### Page and application data records
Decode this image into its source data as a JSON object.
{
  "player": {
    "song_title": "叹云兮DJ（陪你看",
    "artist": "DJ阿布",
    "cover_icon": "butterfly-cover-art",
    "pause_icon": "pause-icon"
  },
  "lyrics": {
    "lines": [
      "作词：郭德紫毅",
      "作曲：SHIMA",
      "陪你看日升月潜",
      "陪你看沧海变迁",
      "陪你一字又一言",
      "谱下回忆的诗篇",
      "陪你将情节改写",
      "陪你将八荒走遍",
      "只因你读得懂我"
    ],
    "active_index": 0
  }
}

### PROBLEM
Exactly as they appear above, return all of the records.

### EXERCISE RESULT
Decode this image into its source data as a JSON object.
{
  "player": {
    "song_title": "叹云兮DJ（陪你看",
    "artist": "DJ阿布",
    "cover_icon": "butterfly-cover-art",
    "pause_icon": "pause-icon"
  },
  "lyrics": {
    "lines": [
      "作词：郭德紫毅",
      "作曲：SHIMA",
      "陪你看日升月潜",
      "陪你看沧海变迁",
      "陪你一字又一言",
      "谱下回忆的诗篇",
      "陪你将情节改写",
      "陪你将八荒走遍",
      "只因你读得懂我"
    ],
    "active_index": 0
  }
}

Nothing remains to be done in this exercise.